*AIM OF THE TASK*. Repeat exactly the lines beginning at the one that contains "Give me the" and running to the end of the material. Omit the pictures.

*DATA FOR THE TASK*.
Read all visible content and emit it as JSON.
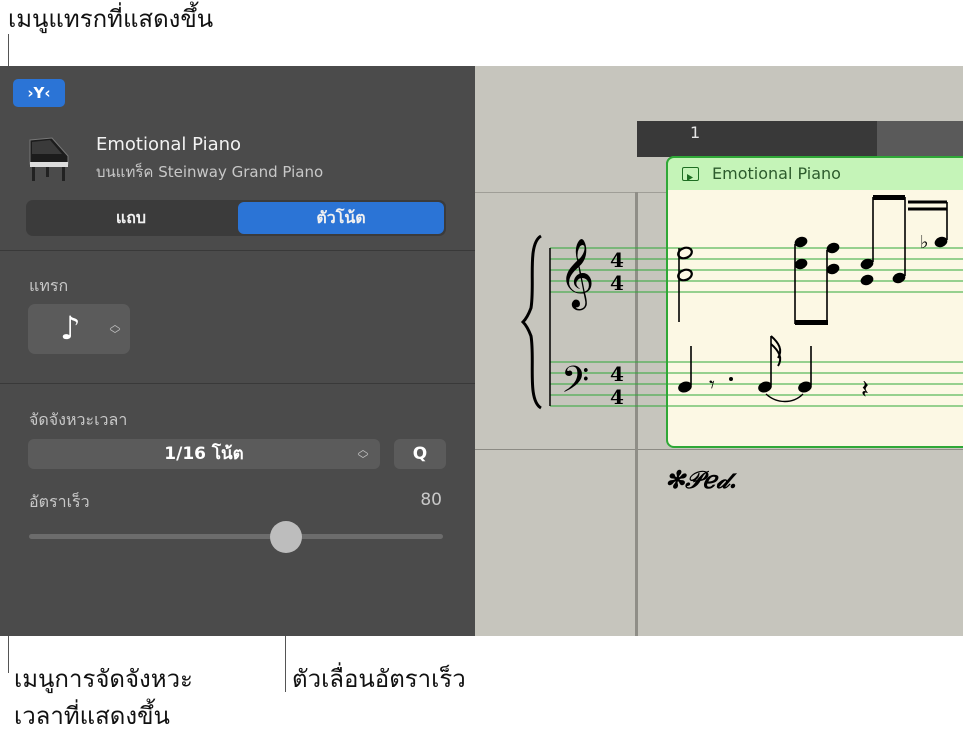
{
  "callouts": {
    "insert_menu": "เมนูแทรกที่แสดงขึ้น",
    "quantize_menu_line1": "เมนูการจัดจังหวะ",
    "quantize_menu_line2": "เวลาที่แสดงขึ้น",
    "velocity_slider": "ตัวเลื่อนอัตราเร็ว"
  },
  "toolbar": {
    "smart_controls_label": "›Y‹"
  },
  "track": {
    "name": "Emotional Piano",
    "subtitle": "บนแทร็ค Steinway Grand Piano",
    "icon": "grand-piano-icon"
  },
  "segmented": {
    "region_label": "แถบ",
    "notes_label": "ตัวโน้ต",
    "selected": "notes"
  },
  "insert": {
    "label": "แทรก",
    "value_glyph": "♪"
  },
  "quantize": {
    "label": "จัดจังหวะเวลา",
    "value": "1/16 โน้ต",
    "q_button": "Q"
  },
  "velocity": {
    "label": "อัตราเร็ว",
    "value": "80",
    "level": 0.62
  },
  "score": {
    "bar_number": "1",
    "region_name": "Emotional Piano",
    "pedal_marking": "✻𝒫ℯ𝒹.",
    "time_signature_top": "4",
    "time_signature_bottom": "4"
  },
  "colors": {
    "accent": "#2b74d6",
    "panel": "#4b4b4b",
    "region_border": "#2fa837",
    "region_header": "#c5f4b8",
    "region_body": "#fcf8e4"
  }
}
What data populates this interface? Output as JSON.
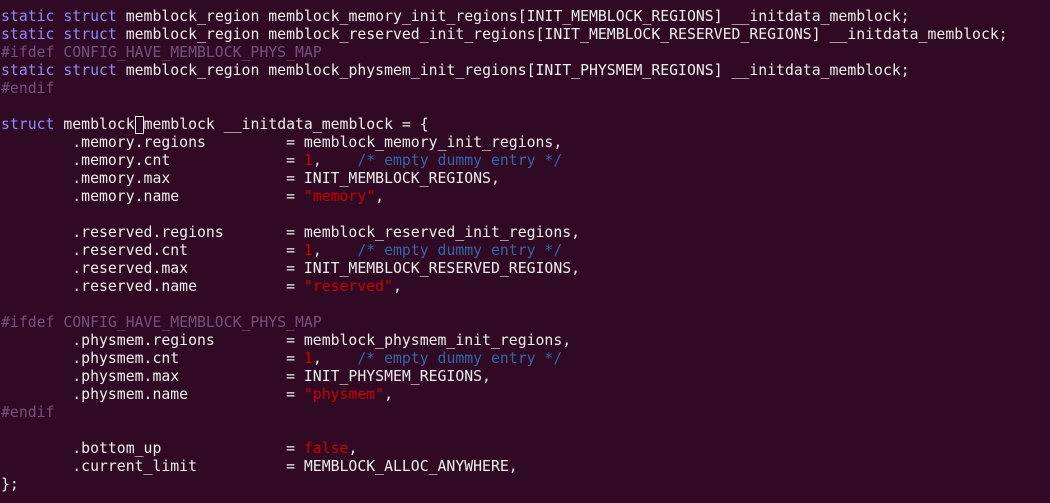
{
  "colors": {
    "background": "#300a24",
    "text": "#eeeeec",
    "keyword": "#8c8cf2",
    "preprocessor": "#75507b",
    "string": "#cc0000",
    "comment": "#3465a4"
  },
  "editor": {
    "cursor_line": 6,
    "cursor_col": 15,
    "lines": [
      [
        {
          "t": "kw",
          "v": "static"
        },
        {
          "t": "p",
          "v": " "
        },
        {
          "t": "kw",
          "v": "struct"
        },
        {
          "t": "p",
          "v": " memblock_region memblock_memory_init_regions[INIT_MEMBLOCK_REGIONS] __initdata_memblock;"
        }
      ],
      [
        {
          "t": "kw",
          "v": "static"
        },
        {
          "t": "p",
          "v": " "
        },
        {
          "t": "kw",
          "v": "struct"
        },
        {
          "t": "p",
          "v": " memblock_region memblock_reserved_init_regions[INIT_MEMBLOCK_RESERVED_REGIONS] __initdata_memblock;"
        }
      ],
      [
        {
          "t": "pre",
          "v": "#ifdef CONFIG_HAVE_MEMBLOCK_PHYS_MAP"
        }
      ],
      [
        {
          "t": "kw",
          "v": "static"
        },
        {
          "t": "p",
          "v": " "
        },
        {
          "t": "kw",
          "v": "struct"
        },
        {
          "t": "p",
          "v": " memblock_region memblock_physmem_init_regions[INIT_PHYSMEM_REGIONS] __initdata_memblock;"
        }
      ],
      [
        {
          "t": "pre",
          "v": "#endif"
        }
      ],
      [],
      [
        {
          "t": "kw",
          "v": "struct"
        },
        {
          "t": "p",
          "v": " memblock memblock __initdata_memblock = {"
        }
      ],
      [
        {
          "t": "p",
          "v": "        .memory.regions         = memblock_memory_init_regions,"
        }
      ],
      [
        {
          "t": "p",
          "v": "        .memory.cnt             = "
        },
        {
          "t": "num",
          "v": "1"
        },
        {
          "t": "p",
          "v": ",    "
        },
        {
          "t": "com",
          "v": "/* empty dummy entry */"
        }
      ],
      [
        {
          "t": "p",
          "v": "        .memory.max             = INIT_MEMBLOCK_REGIONS,"
        }
      ],
      [
        {
          "t": "p",
          "v": "        .memory.name            = "
        },
        {
          "t": "str",
          "v": "\"memory\""
        },
        {
          "t": "p",
          "v": ","
        }
      ],
      [],
      [
        {
          "t": "p",
          "v": "        .reserved.regions       = memblock_reserved_init_regions,"
        }
      ],
      [
        {
          "t": "p",
          "v": "        .reserved.cnt           = "
        },
        {
          "t": "num",
          "v": "1"
        },
        {
          "t": "p",
          "v": ",    "
        },
        {
          "t": "com",
          "v": "/* empty dummy entry */"
        }
      ],
      [
        {
          "t": "p",
          "v": "        .reserved.max           = INIT_MEMBLOCK_RESERVED_REGIONS,"
        }
      ],
      [
        {
          "t": "p",
          "v": "        .reserved.name          = "
        },
        {
          "t": "str",
          "v": "\"reserved\""
        },
        {
          "t": "p",
          "v": ","
        }
      ],
      [],
      [
        {
          "t": "pre",
          "v": "#ifdef CONFIG_HAVE_MEMBLOCK_PHYS_MAP"
        }
      ],
      [
        {
          "t": "p",
          "v": "        .physmem.regions        = memblock_physmem_init_regions,"
        }
      ],
      [
        {
          "t": "p",
          "v": "        .physmem.cnt            = "
        },
        {
          "t": "num",
          "v": "1"
        },
        {
          "t": "p",
          "v": ",    "
        },
        {
          "t": "com",
          "v": "/* empty dummy entry */"
        }
      ],
      [
        {
          "t": "p",
          "v": "        .physmem.max            = INIT_PHYSMEM_REGIONS,"
        }
      ],
      [
        {
          "t": "p",
          "v": "        .physmem.name           = "
        },
        {
          "t": "str",
          "v": "\"physmem\""
        },
        {
          "t": "p",
          "v": ","
        }
      ],
      [
        {
          "t": "pre",
          "v": "#endif"
        }
      ],
      [],
      [
        {
          "t": "p",
          "v": "        .bottom_up              = "
        },
        {
          "t": "str",
          "v": "false"
        },
        {
          "t": "p",
          "v": ","
        }
      ],
      [
        {
          "t": "p",
          "v": "        .current_limit          = MEMBLOCK_ALLOC_ANYWHERE,"
        }
      ],
      [
        {
          "t": "p",
          "v": "};"
        }
      ]
    ]
  }
}
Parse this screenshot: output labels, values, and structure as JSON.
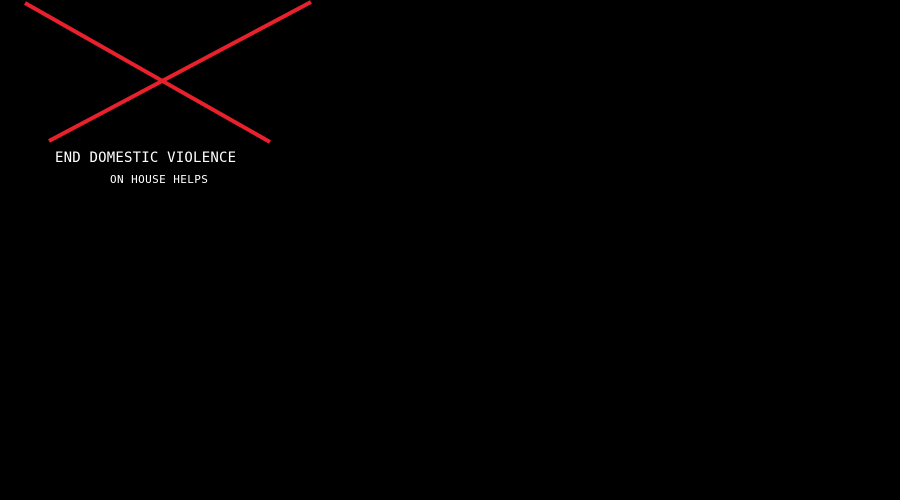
{
  "graphic": {
    "background_color": "#000000",
    "cross_color": "#e8212d",
    "cross_icon": "red-x-mark"
  },
  "message": {
    "headline": "END DOMESTIC VIOLENCE",
    "subline": "ON HOUSE HELPS"
  }
}
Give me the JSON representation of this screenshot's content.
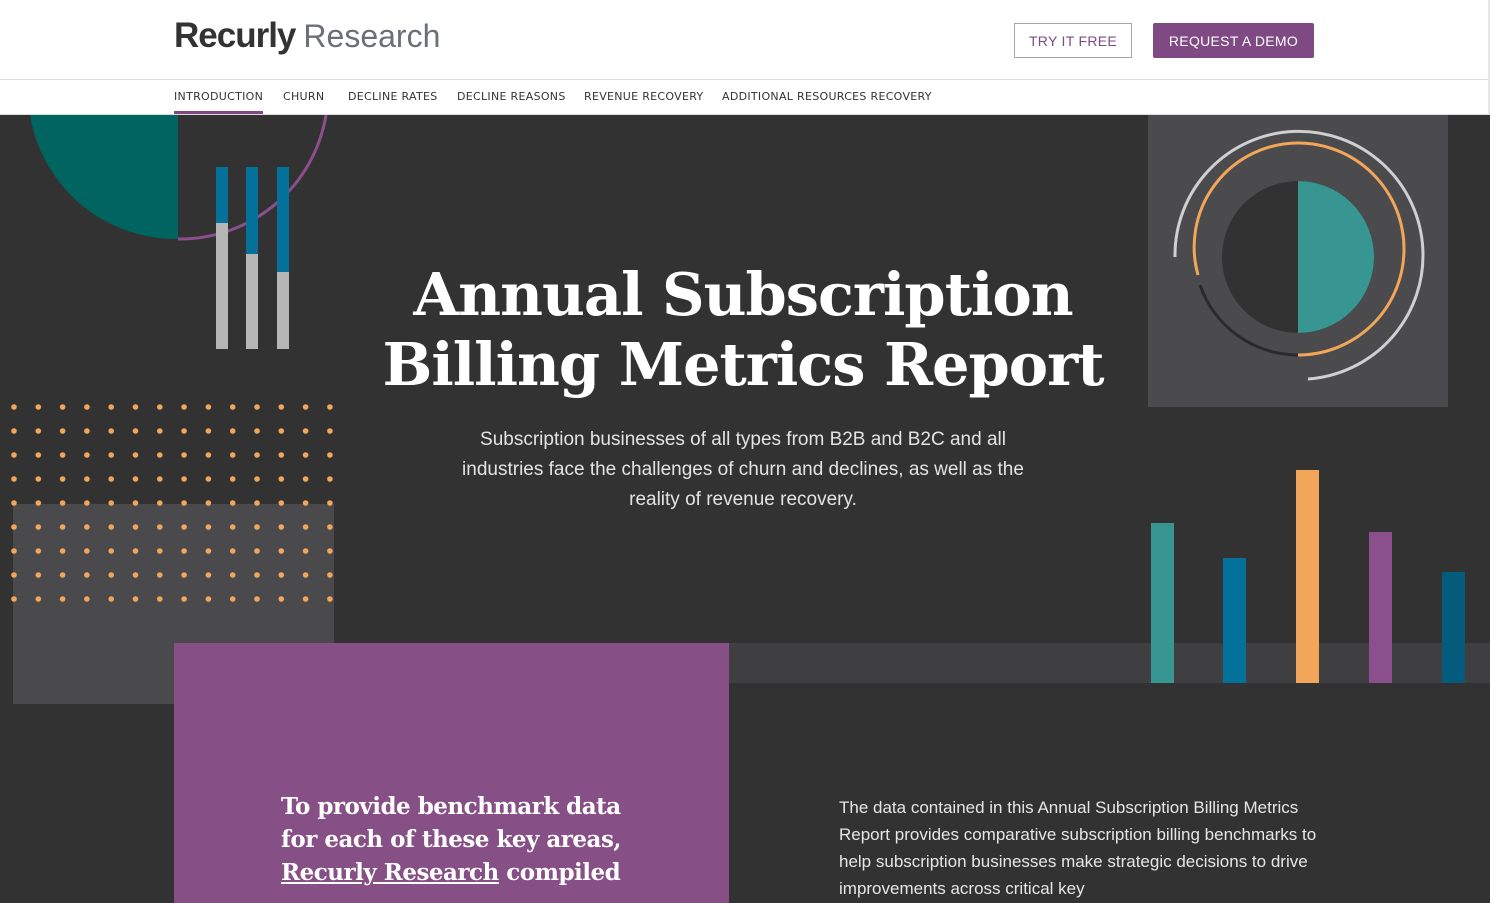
{
  "header": {
    "logo_brand": "Recurly",
    "logo_sub": "Research",
    "try_free_label": "TRY IT FREE",
    "request_demo_label": "REQUEST A DEMO"
  },
  "nav": {
    "items": [
      {
        "label": "INTRODUCTION",
        "active": true
      },
      {
        "label": "CHURN"
      },
      {
        "label": "DECLINE RATES"
      },
      {
        "label": "DECLINE REASONS"
      },
      {
        "label": "REVENUE RECOVERY"
      },
      {
        "label": "ADDITIONAL RESOURCES RECOVERY"
      }
    ]
  },
  "hero": {
    "title_line1": "Annual Subscription",
    "title_line2": "Billing Metrics Report",
    "subtitle": "Subscription businesses of all types from B2B and B2C and all industries face the challenges of churn and declines, as well as the reality of revenue recovery."
  },
  "intro": {
    "quote_before": "To provide benchmark data for each of these key areas, ",
    "quote_link": "Recurly Research",
    "quote_after": " compiled",
    "body": "The data contained in this Annual Subscription Billing Metrics Report provides comparative subscription billing benchmarks to help subscription businesses make strategic decisions to drive improvements across critical key"
  },
  "colors": {
    "brand_purple": "#7f4983",
    "teal": "#006461",
    "light_teal": "#379592",
    "blue": "#03719a",
    "orange": "#f1a65a",
    "background": "#333233"
  }
}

*EXPECTED ANSWER*.
Give me the JSON representation of this screenshot's content.
{
  "header": {
    "logo_brand": "Recurly",
    "logo_sub": "Research",
    "try_free_label": "TRY IT FREE",
    "request_demo_label": "REQUEST A DEMO"
  },
  "nav": {
    "items": [
      {
        "label": "INTRODUCTION",
        "active": true
      },
      {
        "label": "CHURN"
      },
      {
        "label": "DECLINE RATES"
      },
      {
        "label": "DECLINE REASONS"
      },
      {
        "label": "REVENUE RECOVERY"
      },
      {
        "label": "ADDITIONAL RESOURCES RECOVERY"
      }
    ]
  },
  "hero": {
    "title_line1": "Annual Subscription",
    "title_line2": "Billing Metrics Report",
    "subtitle": "Subscription businesses of all types from B2B and B2C and all industries face the challenges of churn and declines, as well as the reality of revenue recovery."
  },
  "intro": {
    "quote_before": "To provide benchmark data for each of these key areas, ",
    "quote_link": "Recurly Research",
    "quote_after": " compiled",
    "body": "The data contained in this Annual Subscription Billing Metrics Report provides comparative subscription billing benchmarks to help subscription businesses make strategic decisions to drive improvements across critical key"
  },
  "colors": {
    "brand_purple": "#7f4983",
    "teal": "#006461",
    "light_teal": "#379592",
    "blue": "#03719a",
    "orange": "#f1a65a",
    "background": "#333233"
  }
}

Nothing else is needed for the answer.